Task statement.
Word for word, set down the entries below.

The input.
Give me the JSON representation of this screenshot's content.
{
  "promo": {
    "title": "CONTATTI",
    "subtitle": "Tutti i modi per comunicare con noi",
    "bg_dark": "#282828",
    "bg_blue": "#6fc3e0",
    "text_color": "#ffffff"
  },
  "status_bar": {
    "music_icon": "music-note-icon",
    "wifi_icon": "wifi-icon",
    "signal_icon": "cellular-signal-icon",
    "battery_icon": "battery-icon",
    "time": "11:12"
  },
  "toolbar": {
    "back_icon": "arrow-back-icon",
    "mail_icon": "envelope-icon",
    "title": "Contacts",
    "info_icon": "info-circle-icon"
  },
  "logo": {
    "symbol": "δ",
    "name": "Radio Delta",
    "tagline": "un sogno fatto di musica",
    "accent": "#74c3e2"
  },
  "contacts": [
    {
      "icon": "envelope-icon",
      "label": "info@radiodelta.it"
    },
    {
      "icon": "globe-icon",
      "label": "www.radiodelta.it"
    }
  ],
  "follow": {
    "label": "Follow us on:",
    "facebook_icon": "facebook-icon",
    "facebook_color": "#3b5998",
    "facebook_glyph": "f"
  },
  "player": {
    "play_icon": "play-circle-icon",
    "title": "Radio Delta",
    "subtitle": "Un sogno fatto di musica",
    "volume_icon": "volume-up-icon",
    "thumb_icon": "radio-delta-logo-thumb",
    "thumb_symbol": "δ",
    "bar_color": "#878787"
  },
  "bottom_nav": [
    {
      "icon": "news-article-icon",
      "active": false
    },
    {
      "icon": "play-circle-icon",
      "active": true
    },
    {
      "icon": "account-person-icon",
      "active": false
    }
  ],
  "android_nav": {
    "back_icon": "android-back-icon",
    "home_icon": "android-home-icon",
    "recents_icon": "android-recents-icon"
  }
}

Task output.
Give me the JSON representation of this screenshot's content.
{
  "promo": {
    "title": "CONTATTI",
    "subtitle": "Tutti i modi per comunicare con noi",
    "bg_dark": "#282828",
    "bg_blue": "#6fc3e0",
    "text_color": "#ffffff"
  },
  "status_bar": {
    "music_icon": "music-note-icon",
    "wifi_icon": "wifi-icon",
    "signal_icon": "cellular-signal-icon",
    "battery_icon": "battery-icon",
    "time": "11:12"
  },
  "toolbar": {
    "back_icon": "arrow-back-icon",
    "mail_icon": "envelope-icon",
    "title": "Contacts",
    "info_icon": "info-circle-icon"
  },
  "logo": {
    "symbol": "δ",
    "name": "Radio Delta",
    "tagline": "un sogno fatto di musica",
    "accent": "#74c3e2"
  },
  "contacts": [
    {
      "icon": "envelope-icon",
      "label": "info@radiodelta.it"
    },
    {
      "icon": "globe-icon",
      "label": "www.radiodelta.it"
    }
  ],
  "follow": {
    "label": "Follow us on:",
    "facebook_icon": "facebook-icon",
    "facebook_color": "#3b5998",
    "facebook_glyph": "f"
  },
  "player": {
    "play_icon": "play-circle-icon",
    "title": "Radio Delta",
    "subtitle": "Un sogno fatto di musica",
    "volume_icon": "volume-up-icon",
    "thumb_icon": "radio-delta-logo-thumb",
    "thumb_symbol": "δ",
    "bar_color": "#878787"
  },
  "bottom_nav": [
    {
      "icon": "news-article-icon",
      "active": false
    },
    {
      "icon": "play-circle-icon",
      "active": true
    },
    {
      "icon": "account-person-icon",
      "active": false
    }
  ],
  "android_nav": {
    "back_icon": "android-back-icon",
    "home_icon": "android-home-icon",
    "recents_icon": "android-recents-icon"
  }
}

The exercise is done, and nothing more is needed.